Nieman Foundation at Harvard
HOME
          
LATEST STORY
The long, complicated, and extremely frustrating history of Medium, 2012–present
ABOUT                    SUBSCRIBE
May 23, 2016, 12:08 p.m.
Business Models
LINK: www.wsj.com  ➚   |   Posted by: Shan Wang   |   May 23, 2016

Swedish podcasting company is launching an ad-free, paid option on Monday, allowing show creators on the platform to sell content to listeners without any advertising. The new Acast+ makes it possible for a podcaster to sell exclusive bonus content or a brand new series of shows, without relying on advertising revenue.

Acast also hopes “to lure social media stars and celebrities to create new programs to sell directly to their fans,” according to The Wall Street Journal.

“This is the final step of podcasting, in my mind. You can monetize through ads and you can monetize through payment,” Måns Ulvestam, Acast co-founder and CEO, told the Journal on Monday. More on the new premium service:

Through Acast+, creators can charge for a monthly “show pass” that gives listeners access to additional content for a recommended $2.99 to $6.99 a month. Listeners can also make one-off purchases, which could be in the same price range depending on the content, Acast said. To be sure, podcast producers can choose to let their primary episodes remain free and ad-supported on Acast.

Monetization opportunities for podcasts have moved well beyond the insertion of the typical Squarespace/MailChimp/Stamps.com ads so familiar to listeners.

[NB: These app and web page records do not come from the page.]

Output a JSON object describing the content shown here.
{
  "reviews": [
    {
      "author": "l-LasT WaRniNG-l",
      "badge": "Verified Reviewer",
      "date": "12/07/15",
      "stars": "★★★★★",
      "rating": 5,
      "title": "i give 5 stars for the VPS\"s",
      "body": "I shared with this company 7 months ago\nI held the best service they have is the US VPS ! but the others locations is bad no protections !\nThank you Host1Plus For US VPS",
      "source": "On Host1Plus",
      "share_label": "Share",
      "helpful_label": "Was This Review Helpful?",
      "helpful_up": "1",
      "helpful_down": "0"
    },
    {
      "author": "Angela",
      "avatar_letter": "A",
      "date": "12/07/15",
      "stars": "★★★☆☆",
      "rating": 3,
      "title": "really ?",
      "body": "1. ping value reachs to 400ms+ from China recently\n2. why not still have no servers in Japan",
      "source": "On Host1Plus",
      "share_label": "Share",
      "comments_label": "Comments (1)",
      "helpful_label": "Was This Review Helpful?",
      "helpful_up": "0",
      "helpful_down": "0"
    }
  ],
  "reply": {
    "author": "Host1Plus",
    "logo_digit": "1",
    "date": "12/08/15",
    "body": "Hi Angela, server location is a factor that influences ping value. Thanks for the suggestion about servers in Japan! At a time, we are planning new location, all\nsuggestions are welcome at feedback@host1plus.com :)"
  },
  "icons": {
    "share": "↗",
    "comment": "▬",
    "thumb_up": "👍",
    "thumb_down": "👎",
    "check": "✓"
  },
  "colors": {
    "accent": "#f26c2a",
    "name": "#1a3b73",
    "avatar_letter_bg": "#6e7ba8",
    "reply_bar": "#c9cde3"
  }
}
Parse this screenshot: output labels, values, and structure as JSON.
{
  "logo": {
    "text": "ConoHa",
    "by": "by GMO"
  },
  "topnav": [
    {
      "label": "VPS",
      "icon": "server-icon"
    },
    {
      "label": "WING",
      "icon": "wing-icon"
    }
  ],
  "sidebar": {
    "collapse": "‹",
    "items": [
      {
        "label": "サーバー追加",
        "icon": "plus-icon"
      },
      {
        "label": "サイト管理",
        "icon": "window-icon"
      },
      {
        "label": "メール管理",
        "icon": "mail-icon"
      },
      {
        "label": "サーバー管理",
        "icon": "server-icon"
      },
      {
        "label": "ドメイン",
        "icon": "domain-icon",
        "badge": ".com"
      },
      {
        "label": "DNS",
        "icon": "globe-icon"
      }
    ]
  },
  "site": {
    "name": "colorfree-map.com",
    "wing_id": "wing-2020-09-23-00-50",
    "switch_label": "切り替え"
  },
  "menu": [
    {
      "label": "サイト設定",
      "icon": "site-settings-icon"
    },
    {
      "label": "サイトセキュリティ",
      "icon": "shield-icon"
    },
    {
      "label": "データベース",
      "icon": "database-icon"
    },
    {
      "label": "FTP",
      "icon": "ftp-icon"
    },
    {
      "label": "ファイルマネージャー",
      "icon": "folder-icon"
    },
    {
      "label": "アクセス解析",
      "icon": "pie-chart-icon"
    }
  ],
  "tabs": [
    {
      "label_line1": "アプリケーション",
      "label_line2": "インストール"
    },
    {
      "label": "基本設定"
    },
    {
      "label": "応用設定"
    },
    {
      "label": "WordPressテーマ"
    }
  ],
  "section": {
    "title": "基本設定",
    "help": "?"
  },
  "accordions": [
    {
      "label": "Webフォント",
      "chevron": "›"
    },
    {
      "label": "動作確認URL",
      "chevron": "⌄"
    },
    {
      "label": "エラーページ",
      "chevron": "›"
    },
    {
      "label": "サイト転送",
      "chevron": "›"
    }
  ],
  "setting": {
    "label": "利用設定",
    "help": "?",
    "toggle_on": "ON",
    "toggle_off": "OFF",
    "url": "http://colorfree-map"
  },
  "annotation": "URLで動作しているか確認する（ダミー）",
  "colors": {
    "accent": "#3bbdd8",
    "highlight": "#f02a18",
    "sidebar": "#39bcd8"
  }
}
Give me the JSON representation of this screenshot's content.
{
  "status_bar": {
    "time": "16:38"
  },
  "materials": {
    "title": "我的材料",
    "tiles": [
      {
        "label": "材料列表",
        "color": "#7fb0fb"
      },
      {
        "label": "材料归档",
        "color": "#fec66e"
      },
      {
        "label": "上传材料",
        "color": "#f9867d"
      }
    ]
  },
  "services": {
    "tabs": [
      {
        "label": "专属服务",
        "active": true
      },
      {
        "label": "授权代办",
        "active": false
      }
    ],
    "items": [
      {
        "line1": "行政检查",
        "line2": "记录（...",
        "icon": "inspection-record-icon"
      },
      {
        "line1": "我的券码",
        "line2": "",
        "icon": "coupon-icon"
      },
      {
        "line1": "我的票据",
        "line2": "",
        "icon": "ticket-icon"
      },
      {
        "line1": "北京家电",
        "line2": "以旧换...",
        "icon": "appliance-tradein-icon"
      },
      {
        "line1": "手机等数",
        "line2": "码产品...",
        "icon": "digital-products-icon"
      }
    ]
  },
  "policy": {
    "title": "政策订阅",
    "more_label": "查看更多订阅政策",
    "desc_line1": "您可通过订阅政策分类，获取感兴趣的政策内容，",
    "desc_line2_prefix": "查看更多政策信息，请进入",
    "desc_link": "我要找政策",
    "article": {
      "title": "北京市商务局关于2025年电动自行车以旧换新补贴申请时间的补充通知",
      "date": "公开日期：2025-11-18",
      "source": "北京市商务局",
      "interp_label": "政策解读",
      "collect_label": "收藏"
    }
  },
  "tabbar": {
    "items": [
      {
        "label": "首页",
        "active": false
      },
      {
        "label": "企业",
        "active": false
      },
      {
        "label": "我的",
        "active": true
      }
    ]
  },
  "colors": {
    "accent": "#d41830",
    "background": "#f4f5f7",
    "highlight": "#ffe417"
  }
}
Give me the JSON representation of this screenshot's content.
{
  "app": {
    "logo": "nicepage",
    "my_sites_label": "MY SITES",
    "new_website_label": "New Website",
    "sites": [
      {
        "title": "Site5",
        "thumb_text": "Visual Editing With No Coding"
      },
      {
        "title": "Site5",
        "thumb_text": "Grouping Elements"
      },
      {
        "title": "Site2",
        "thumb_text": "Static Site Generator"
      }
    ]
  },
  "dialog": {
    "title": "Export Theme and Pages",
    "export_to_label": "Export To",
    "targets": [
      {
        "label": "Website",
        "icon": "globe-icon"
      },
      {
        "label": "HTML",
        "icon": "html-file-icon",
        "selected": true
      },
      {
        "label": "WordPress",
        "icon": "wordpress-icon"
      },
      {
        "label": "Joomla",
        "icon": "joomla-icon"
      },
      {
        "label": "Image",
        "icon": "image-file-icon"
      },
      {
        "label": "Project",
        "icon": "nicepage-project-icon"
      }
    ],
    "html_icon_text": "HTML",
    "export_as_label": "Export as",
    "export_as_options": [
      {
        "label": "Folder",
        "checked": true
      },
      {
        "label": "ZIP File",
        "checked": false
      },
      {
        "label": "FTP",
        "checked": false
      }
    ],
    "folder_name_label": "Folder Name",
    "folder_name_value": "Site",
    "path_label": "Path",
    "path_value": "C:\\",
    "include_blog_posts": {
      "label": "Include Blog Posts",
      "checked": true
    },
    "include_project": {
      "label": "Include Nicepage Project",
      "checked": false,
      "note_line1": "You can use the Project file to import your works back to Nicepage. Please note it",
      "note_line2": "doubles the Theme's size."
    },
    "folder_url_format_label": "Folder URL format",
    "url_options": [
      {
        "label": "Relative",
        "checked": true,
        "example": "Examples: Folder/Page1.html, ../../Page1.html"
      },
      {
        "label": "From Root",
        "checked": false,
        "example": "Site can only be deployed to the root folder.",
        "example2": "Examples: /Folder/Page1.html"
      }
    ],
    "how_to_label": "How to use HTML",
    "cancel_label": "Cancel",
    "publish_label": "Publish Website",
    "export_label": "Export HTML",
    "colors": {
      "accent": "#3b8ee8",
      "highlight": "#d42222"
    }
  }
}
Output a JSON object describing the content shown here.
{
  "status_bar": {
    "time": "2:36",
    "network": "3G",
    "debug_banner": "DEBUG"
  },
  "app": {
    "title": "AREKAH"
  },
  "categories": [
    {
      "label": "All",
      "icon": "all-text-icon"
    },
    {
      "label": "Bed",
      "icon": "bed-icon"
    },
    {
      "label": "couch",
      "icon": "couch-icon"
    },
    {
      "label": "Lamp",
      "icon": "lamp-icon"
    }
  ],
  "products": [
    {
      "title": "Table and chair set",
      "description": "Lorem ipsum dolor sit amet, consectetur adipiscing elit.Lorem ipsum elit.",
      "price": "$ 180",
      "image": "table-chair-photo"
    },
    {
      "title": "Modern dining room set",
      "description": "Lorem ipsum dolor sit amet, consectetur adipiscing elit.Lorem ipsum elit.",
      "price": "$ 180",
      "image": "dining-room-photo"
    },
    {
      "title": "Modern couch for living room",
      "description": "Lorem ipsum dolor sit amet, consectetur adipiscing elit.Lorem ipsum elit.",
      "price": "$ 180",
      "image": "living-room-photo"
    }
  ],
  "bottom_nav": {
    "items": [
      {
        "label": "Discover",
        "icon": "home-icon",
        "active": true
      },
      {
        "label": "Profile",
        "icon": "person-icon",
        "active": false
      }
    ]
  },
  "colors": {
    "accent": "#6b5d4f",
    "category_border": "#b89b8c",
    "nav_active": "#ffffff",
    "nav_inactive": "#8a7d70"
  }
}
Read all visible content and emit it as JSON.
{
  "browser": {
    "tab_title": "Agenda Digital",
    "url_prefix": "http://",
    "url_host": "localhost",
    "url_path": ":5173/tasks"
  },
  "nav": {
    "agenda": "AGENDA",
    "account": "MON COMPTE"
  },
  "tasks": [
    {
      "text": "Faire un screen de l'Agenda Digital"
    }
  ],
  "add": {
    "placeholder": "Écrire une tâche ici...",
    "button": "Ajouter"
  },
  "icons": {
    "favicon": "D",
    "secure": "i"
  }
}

Last summer Midroll relaunched its podcast discovery and listening app Howl, with a subscription model called Howl Premium that allows paying users ad-free access to the company’s podcast archives and original Howl content. Gimlet runs a paid membership program (though its slate of shows are free to listen to with ads). Some entire podcasts themselves are ads, in the form of sponsored content.

Acast is the official distributor of many podcasts, from shows by established outlets like the Financial Times and BuzzFeed to ones from independent producers. It has a partnership with audio advertising marketplace Triton Digital to bring programmatic ads to its podcasts.

Show tags Show comments / Leave a comment
 
Join the 50,000 who get the freshest future-of-journalism news in our daily email.
The long, complicated, and extremely frustrating history of Medium, 2012–present
“A beautiful space for reading and writing” and pivoting.
Instead of helping Canadian news startups, a new government subsidy will only prop up failed models
“We don’t need a handout. But a policy that actively disincentivizes new media outlets from launching and growing to serve the information needs of Canadians is bad policy.”
Canada’s new journalism subsidies will pick winners and hurt startups
“The program assumes any subject that doesn’t fit its narrow criteria isn’t worthy of support. It speaks to a fundamental misunderstanding of all the important roles that journalism fills in our lives.”